Dataset records:
####
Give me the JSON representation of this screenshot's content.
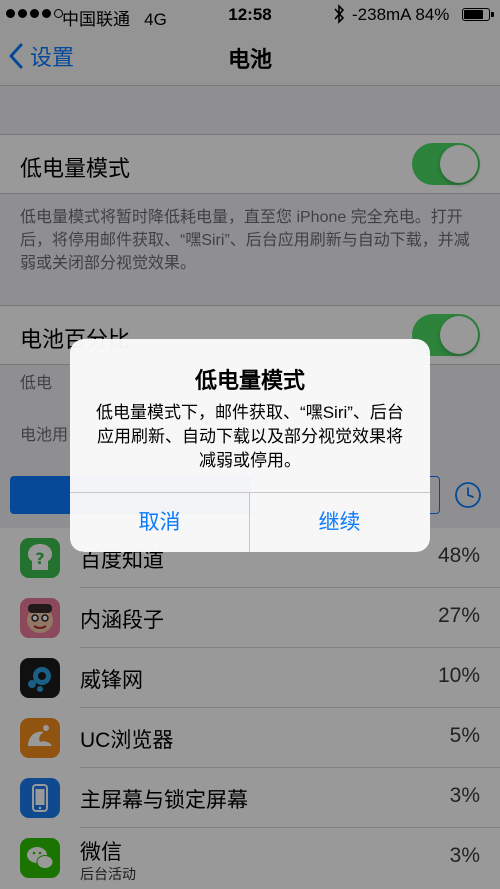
{
  "status_bar": {
    "carrier": "中国联通",
    "network": "4G",
    "time": "12:58",
    "current": "-238mA",
    "battery_percent": "84%",
    "battery_level": 0.84
  },
  "nav": {
    "back_label": "设置",
    "title": "电池"
  },
  "low_power": {
    "label": "低电量模式",
    "enabled": true,
    "description": "低电量模式将暂时降低耗电量，直至您 iPhone 完全充电。打开后，将停用邮件获取、“嘿Siri”、后台应用刷新与自动下载，并减弱或关闭部分视觉效果。"
  },
  "battery_percentage": {
    "label": "电池百分比",
    "enabled": true,
    "footer_1": "低电",
    "footer_2": "电池用"
  },
  "apps": [
    {
      "name": "百度知道",
      "percent": "48%",
      "icon": "baidu-zhidao-icon",
      "color": "#3bbf4b"
    },
    {
      "name": "内涵段子",
      "percent": "27%",
      "icon": "neihan-duanzi-icon",
      "color": "#e05a7a"
    },
    {
      "name": "威锋网",
      "percent": "10%",
      "icon": "weiphone-icon",
      "color": "#1c1c1c"
    },
    {
      "name": "UC浏览器",
      "percent": "5%",
      "icon": "uc-browser-icon",
      "color": "#f08a1c"
    },
    {
      "name": "主屏幕与锁定屏幕",
      "percent": "3%",
      "icon": "home-lock-screen-icon",
      "color": "#1a7cf0"
    },
    {
      "name": "微信",
      "sub": "后台活动",
      "percent": "3%",
      "icon": "wechat-icon",
      "color": "#2dc100"
    }
  ],
  "alert": {
    "title": "低电量模式",
    "message": "低电量模式下，邮件获取、“嘿Siri”、后台应用刷新、自动下载以及部分视觉效果将减弱或停用。",
    "cancel_label": "取消",
    "continue_label": "继续"
  },
  "colors": {
    "accent": "#0a7aff",
    "toggle_on": "#4cd964"
  }
}
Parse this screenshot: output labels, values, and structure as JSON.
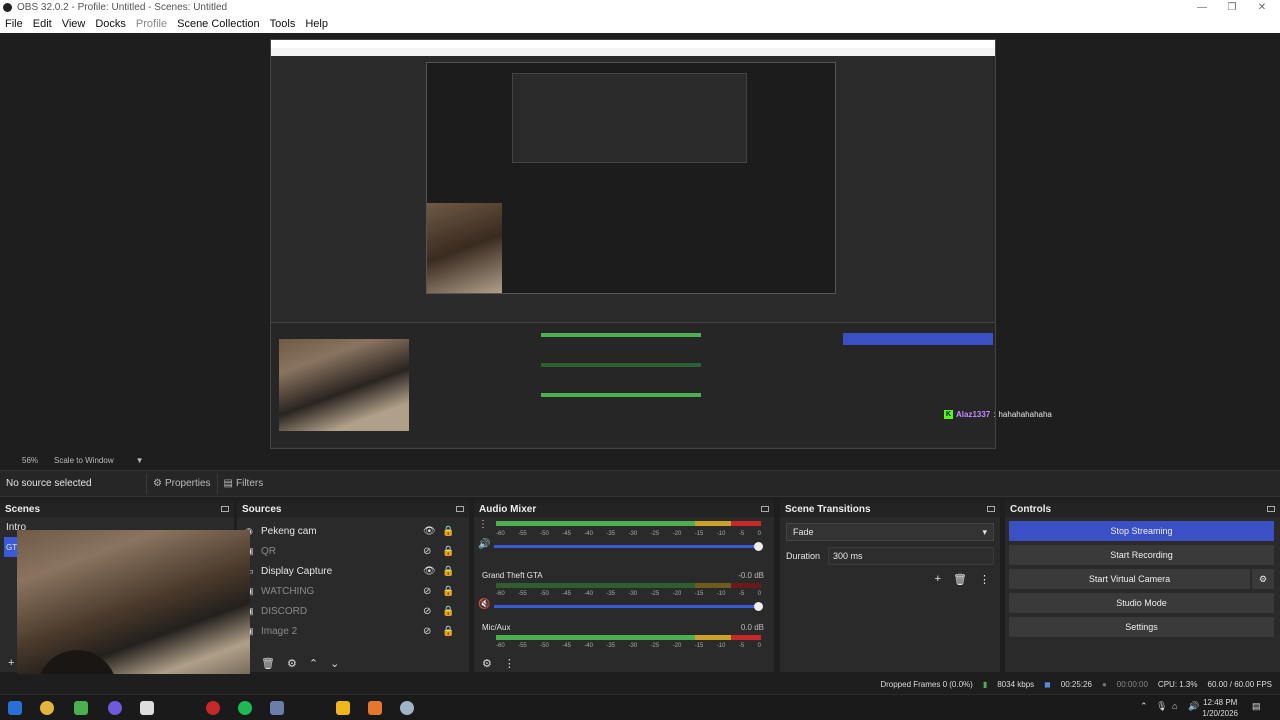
{
  "window": {
    "title": "OBS 32.0.2 - Profile: Untitled - Scenes: Untitled"
  },
  "menu": [
    "File",
    "Edit",
    "View",
    "Docks",
    "Profile",
    "Scene Collection",
    "Tools",
    "Help"
  ],
  "preview": {
    "scale_pct": "56%",
    "scale_mode": "Scale to Window",
    "chat": {
      "user": "Alaz1337",
      "sep": ":",
      "message": "hahahahahaha"
    }
  },
  "sourcebar": {
    "no_source": "No source selected",
    "properties": "Properties",
    "filters": "Filters"
  },
  "scenes": {
    "title": "Scenes",
    "items": [
      {
        "label": "Intro"
      },
      {
        "label": "GT"
      }
    ]
  },
  "sources": {
    "title": "Sources",
    "items": [
      {
        "label": "Pekeng cam",
        "visible": true
      },
      {
        "label": "QR",
        "visible": false
      },
      {
        "label": "Display Capture",
        "visible": true
      },
      {
        "label": "WATCHING",
        "visible": false
      },
      {
        "label": "DISCORD",
        "visible": false
      },
      {
        "label": "Image 2",
        "visible": false
      }
    ]
  },
  "mixer": {
    "title": "Audio Mixer",
    "ticks": [
      "-60",
      "-55",
      "-50",
      "-45",
      "-40",
      "-35",
      "-30",
      "-25",
      "-20",
      "-15",
      "-10",
      "-5",
      "0"
    ],
    "channels": [
      {
        "name": "",
        "db": ""
      },
      {
        "name": "Grand Theft GTA",
        "db": "-0.0 dB"
      },
      {
        "name": "Mic/Aux",
        "db": "0.0 dB"
      }
    ]
  },
  "transitions": {
    "title": "Scene Transitions",
    "type": "Fade",
    "duration_label": "Duration",
    "duration": "300 ms"
  },
  "controls": {
    "title": "Controls",
    "stop_streaming": "Stop Streaming",
    "start_recording": "Start Recording",
    "start_virtual_camera": "Start Virtual Camera",
    "studio_mode": "Studio Mode",
    "settings": "Settings"
  },
  "status": {
    "dropped": "Dropped Frames 0 (0.0%)",
    "bitrate": "8034 kbps",
    "stream_time": "00:25:26",
    "rec_time": "00:00:00",
    "cpu": "CPU: 1.3%",
    "fps": "60.00 / 60.00 FPS"
  },
  "taskbar": {
    "time": "12:48 PM",
    "date": "1/20/2026"
  },
  "colors": {
    "accent": "#3b50c4",
    "kick_green": "#53fc18"
  }
}
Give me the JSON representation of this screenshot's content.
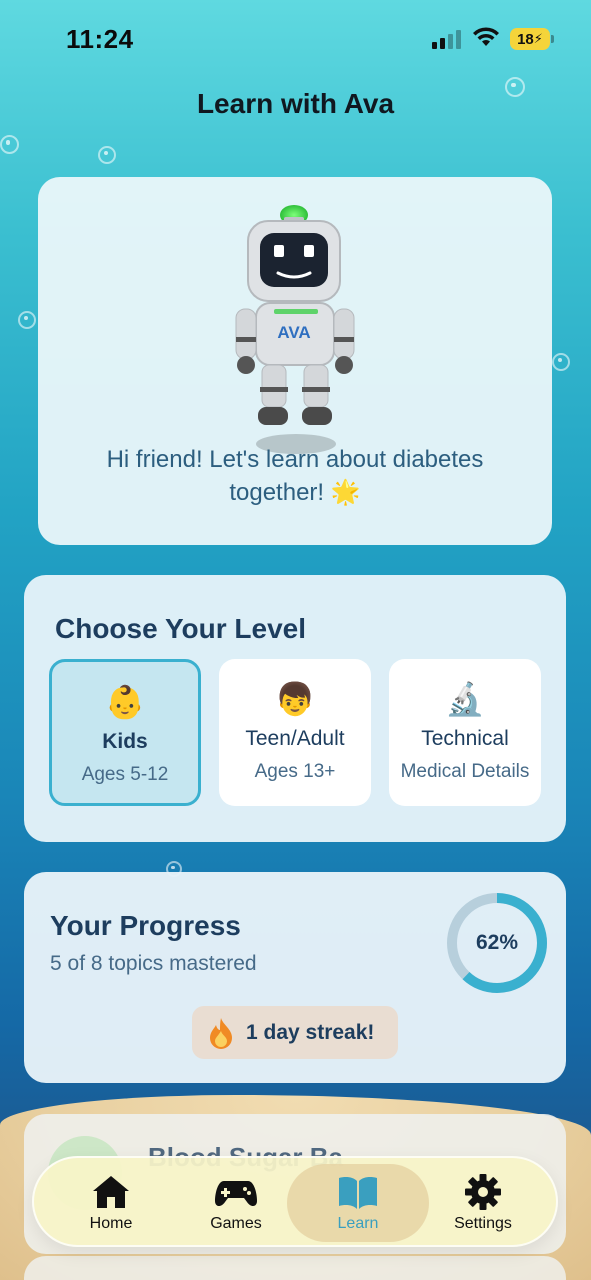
{
  "status_bar": {
    "time": "11:24",
    "battery": "18"
  },
  "header": {
    "title": "Learn with Ava"
  },
  "mascot": {
    "badge_text": "AVA",
    "greeting": "Hi friend! Let's learn about diabetes together! 🌟"
  },
  "level": {
    "title": "Choose Your Level",
    "options": [
      {
        "emoji": "👶",
        "name": "Kids",
        "subtitle": "Ages 5-12",
        "selected": true
      },
      {
        "emoji": "👦",
        "name": "Teen/Adult",
        "subtitle": "Ages 13+",
        "selected": false
      },
      {
        "emoji": "🔬",
        "name": "Technical",
        "subtitle": "Medical Details",
        "selected": false
      }
    ]
  },
  "progress": {
    "title": "Your Progress",
    "subtitle": "5 of 8 topics mastered",
    "percent_label": "62%",
    "percent": 62,
    "streak_label": "1 day streak!"
  },
  "next_card": {
    "title": "Blood Sugar Ba"
  },
  "nav": {
    "items": [
      {
        "label": "Home",
        "icon": "home-icon",
        "active": false
      },
      {
        "label": "Games",
        "icon": "gamepad-icon",
        "active": false
      },
      {
        "label": "Learn",
        "icon": "book-icon",
        "active": true
      },
      {
        "label": "Settings",
        "icon": "gear-icon",
        "active": false
      }
    ]
  },
  "colors": {
    "accent": "#3ab0cf",
    "ring_track": "#b7cfdc",
    "nav_bg": "#f8f4c8",
    "title_text": "#1d3d5e"
  }
}
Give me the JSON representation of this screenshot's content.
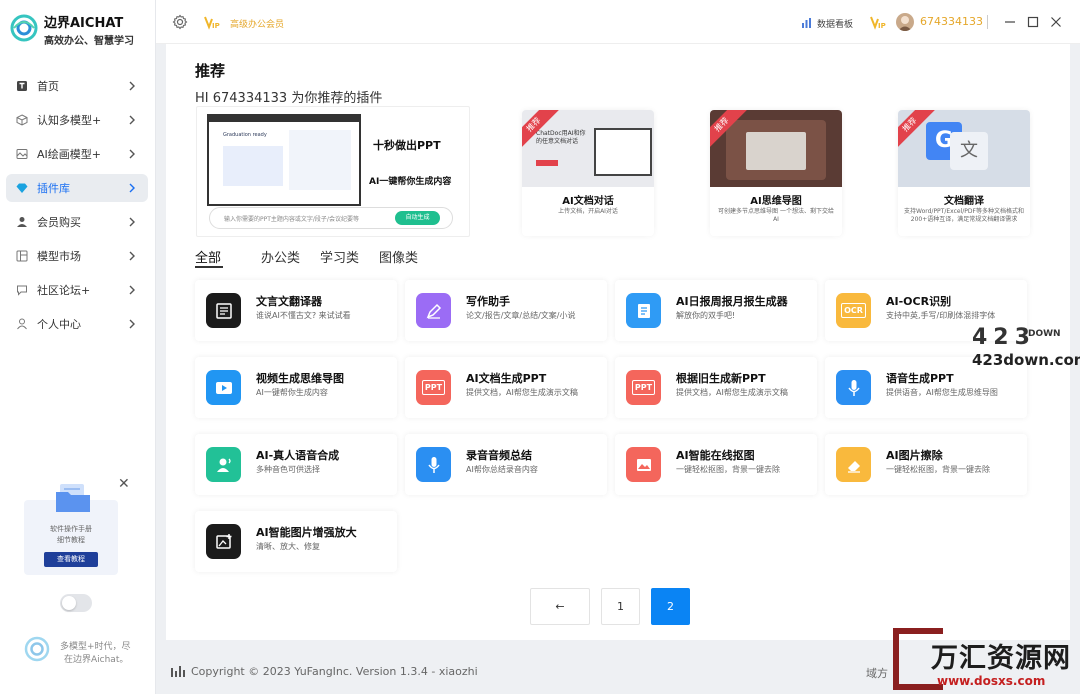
{
  "brand": {
    "name": "边界AICHAT",
    "tagline": "高效办公、智慧学习"
  },
  "sidebar": {
    "items": [
      {
        "label": "首页",
        "icon": "text-t-icon"
      },
      {
        "label": "认知多模型+",
        "icon": "cube-icon"
      },
      {
        "label": "AI绘画模型+",
        "icon": "image-icon"
      },
      {
        "label": "插件库",
        "icon": "gem-icon",
        "active": true
      },
      {
        "label": "会员购买",
        "icon": "user-icon"
      },
      {
        "label": "模型市场",
        "icon": "layout-icon"
      },
      {
        "label": "社区论坛+",
        "icon": "chat-icon"
      },
      {
        "label": "个人中心",
        "icon": "person-icon"
      }
    ],
    "promo": {
      "line1": "软件操作手册",
      "line2": "细节教程",
      "button": "查看教程"
    },
    "footer": {
      "line1": "多模型+时代，尽",
      "line2": "在边界Aichat。"
    }
  },
  "topbar": {
    "vip_text": "高级办公会员",
    "dashboard": "数据看板",
    "username": "674334133"
  },
  "main": {
    "title": "推荐",
    "subtitle": "HI 674334133 为你推荐的插件",
    "hero": {
      "mock_title": "Graduation ready",
      "headline": "十秒做出PPT",
      "subline": "AI一键帮你生成内容",
      "input_placeholder": "输入你需要的PPT主题内容或文字/段子/会议纪要等",
      "button": "自动生成"
    },
    "recommend": [
      {
        "badge": "推荐",
        "name": "AI文档对话",
        "desc": "上传文档，开启AI对话",
        "img_text": "ChatDoc用AI和你的任意文档对话"
      },
      {
        "badge": "推荐",
        "name": "AI思维导图",
        "desc": "可创建多节点思维导图 一个想法、剩下交给AI"
      },
      {
        "badge": "推荐",
        "name": "文档翻译",
        "desc": "支持Word/PPT/Excel/PDF等多种文档格式和200+语种互译，满足常规文档翻译需求"
      }
    ],
    "tabs": [
      "全部",
      "办公类",
      "学习类",
      "图像类"
    ],
    "tools": [
      {
        "name": "文言文翻译器",
        "desc": "谁说AI不懂古文? 来试试看",
        "color": "#1b1b1b",
        "icon": "book-icon"
      },
      {
        "name": "写作助手",
        "desc": "论文/报告/文章/总结/文案/小说",
        "color": "#9b6cf5",
        "icon": "pen-icon"
      },
      {
        "name": "AI日报周报月报生成器",
        "desc": "解放你的双手吧!",
        "color": "#2f9bf5",
        "icon": "report-icon"
      },
      {
        "name": "AI-OCR识别",
        "desc": "支持中英,手写/印刷体混排字体",
        "color": "#f9b93d",
        "icon": "ocr-icon",
        "icon_text": "OCR"
      },
      {
        "name": "视频生成思维导图",
        "desc": "AI一键帮你生成内容",
        "color": "#2196f3",
        "icon": "video-icon"
      },
      {
        "name": "AI文档生成PPT",
        "desc": "提供文档，AI帮您生成演示文稿",
        "color": "#f4665c",
        "icon": "ppt-icon",
        "icon_text": "PPT"
      },
      {
        "name": "根据旧生成新PPT",
        "desc": "提供文档，AI帮您生成演示文稿",
        "color": "#f4665c",
        "icon": "ppt-icon",
        "icon_text": "PPT"
      },
      {
        "name": "语音生成PPT",
        "desc": "提供语音，AI帮您生成思维导图",
        "color": "#2b8ff2",
        "icon": "mic-icon"
      },
      {
        "name": "AI-真人语音合成",
        "desc": "多种音色可供选择",
        "color": "#22c197",
        "icon": "voice-person-icon"
      },
      {
        "name": "录音音频总结",
        "desc": "AI帮你总结录音内容",
        "color": "#2b8ff2",
        "icon": "mic-icon"
      },
      {
        "name": "AI智能在线抠图",
        "desc": "一键轻松抠图，背景一键去除",
        "color": "#f4665c",
        "icon": "picture-icon"
      },
      {
        "name": "AI图片擦除",
        "desc": "一键轻松抠图，背景一键去除",
        "color": "#f9b93d",
        "icon": "eraser-icon"
      },
      {
        "name": "AI智能图片增强放大",
        "desc": "清晰、放大、修复",
        "color": "#1b1b1b",
        "icon": "enhance-icon"
      }
    ],
    "pagination": {
      "prev": "←",
      "pages": [
        "1",
        "2"
      ],
      "current": "2"
    }
  },
  "bottombar": {
    "copyright": "Copyright © 2023 YuFangInc. Version 1.3.4 - xiaozhi",
    "right": "域方"
  },
  "watermarks": {
    "w1_num": "423",
    "w1_down": "DOWN",
    "w1_url": "423down.com",
    "w2_title": "万汇资源网",
    "w2_url": "www.dosxs.com"
  }
}
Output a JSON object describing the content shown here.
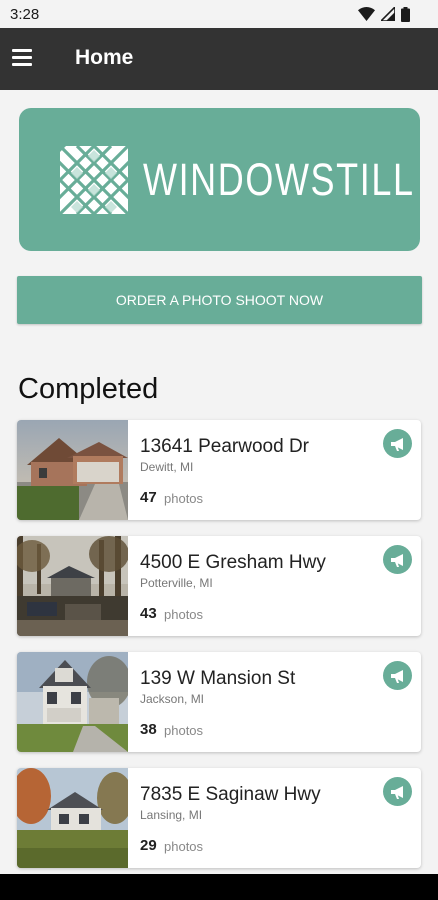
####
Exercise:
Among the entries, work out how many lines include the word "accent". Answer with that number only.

Solution to this task:
3